THE PROBLEM:
Print every line below without adding or leaving out a single word.
──────── DATA EXTRACTS
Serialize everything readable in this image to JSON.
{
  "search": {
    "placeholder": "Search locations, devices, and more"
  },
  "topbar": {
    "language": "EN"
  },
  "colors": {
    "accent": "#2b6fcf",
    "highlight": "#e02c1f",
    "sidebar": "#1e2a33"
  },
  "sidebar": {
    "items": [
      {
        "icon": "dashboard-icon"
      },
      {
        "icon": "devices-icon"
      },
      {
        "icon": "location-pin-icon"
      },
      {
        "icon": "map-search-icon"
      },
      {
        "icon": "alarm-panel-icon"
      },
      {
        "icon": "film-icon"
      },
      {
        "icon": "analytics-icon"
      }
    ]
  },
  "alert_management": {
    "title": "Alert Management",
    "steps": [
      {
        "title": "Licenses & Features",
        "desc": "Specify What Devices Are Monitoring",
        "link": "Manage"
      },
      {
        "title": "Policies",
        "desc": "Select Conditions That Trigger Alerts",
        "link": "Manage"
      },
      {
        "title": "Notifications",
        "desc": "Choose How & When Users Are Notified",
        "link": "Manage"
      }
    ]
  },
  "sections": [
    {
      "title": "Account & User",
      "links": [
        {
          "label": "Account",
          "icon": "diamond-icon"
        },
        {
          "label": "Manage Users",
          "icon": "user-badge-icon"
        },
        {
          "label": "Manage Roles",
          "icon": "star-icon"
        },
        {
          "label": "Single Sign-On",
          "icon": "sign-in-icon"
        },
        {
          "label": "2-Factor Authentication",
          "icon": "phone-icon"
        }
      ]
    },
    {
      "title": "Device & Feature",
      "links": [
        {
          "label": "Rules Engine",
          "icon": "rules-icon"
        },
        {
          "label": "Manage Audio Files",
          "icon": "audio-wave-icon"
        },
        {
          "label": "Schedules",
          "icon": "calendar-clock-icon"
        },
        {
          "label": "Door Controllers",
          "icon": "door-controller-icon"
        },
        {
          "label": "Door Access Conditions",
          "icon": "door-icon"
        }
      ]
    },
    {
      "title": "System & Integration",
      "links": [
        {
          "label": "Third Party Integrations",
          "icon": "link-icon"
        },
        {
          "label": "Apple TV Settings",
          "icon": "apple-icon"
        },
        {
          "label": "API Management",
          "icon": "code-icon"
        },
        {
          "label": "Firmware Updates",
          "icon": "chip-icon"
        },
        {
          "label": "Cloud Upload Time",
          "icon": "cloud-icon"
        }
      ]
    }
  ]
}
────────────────
RESULT BELOW:
Serialize everything readable in this image to JSON.
{
  "search": {
    "placeholder": "Search locations, devices, and more"
  },
  "topbar": {
    "language": "EN"
  },
  "colors": {
    "accent": "#2b6fcf",
    "highlight": "#e02c1f",
    "sidebar": "#1e2a33"
  },
  "sidebar": {
    "items": [
      {
        "icon": "dashboard-icon"
      },
      {
        "icon": "devices-icon"
      },
      {
        "icon": "location-pin-icon"
      },
      {
        "icon": "map-search-icon"
      },
      {
        "icon": "alarm-panel-icon"
      },
      {
        "icon": "film-icon"
      },
      {
        "icon": "analytics-icon"
      }
    ]
  },
  "alert_management": {
    "title": "Alert Management",
    "steps": [
      {
        "title": "Licenses & Features",
        "desc": "Specify What Devices Are Monitoring",
        "link": "Manage"
      },
      {
        "title": "Policies",
        "desc": "Select Conditions That Trigger Alerts",
        "link": "Manage"
      },
      {
        "title": "Notifications",
        "desc": "Choose How & When Users Are Notified",
        "link": "Manage"
      }
    ]
  },
  "sections": [
    {
      "title": "Account & User",
      "links": [
        {
          "label": "Account",
          "icon": "diamond-icon"
        },
        {
          "label": "Manage Users",
          "icon": "user-badge-icon"
        },
        {
          "label": "Manage Roles",
          "icon": "star-icon"
        },
        {
          "label": "Single Sign-On",
          "icon": "sign-in-icon"
        },
        {
          "label": "2-Factor Authentication",
          "icon": "phone-icon"
        }
      ]
    },
    {
      "title": "Device & Feature",
      "links": [
        {
          "label": "Rules Engine",
          "icon": "rules-icon"
        },
        {
          "label": "Manage Audio Files",
          "icon": "audio-wave-icon"
        },
        {
          "label": "Schedules",
          "icon": "calendar-clock-icon"
        },
        {
          "label": "Door Controllers",
          "icon": "door-controller-icon"
        },
        {
          "label": "Door Access Conditions",
          "icon": "door-icon"
        }
      ]
    },
    {
      "title": "System & Integration",
      "links": [
        {
          "label": "Third Party Integrations",
          "icon": "link-icon"
        },
        {
          "label": "Apple TV Settings",
          "icon": "apple-icon"
        },
        {
          "label": "API Management",
          "icon": "code-icon"
        },
        {
          "label": "Firmware Updates",
          "icon": "chip-icon"
        },
        {
          "label": "Cloud Upload Time",
          "icon": "cloud-icon"
        }
      ]
    }
  ]
}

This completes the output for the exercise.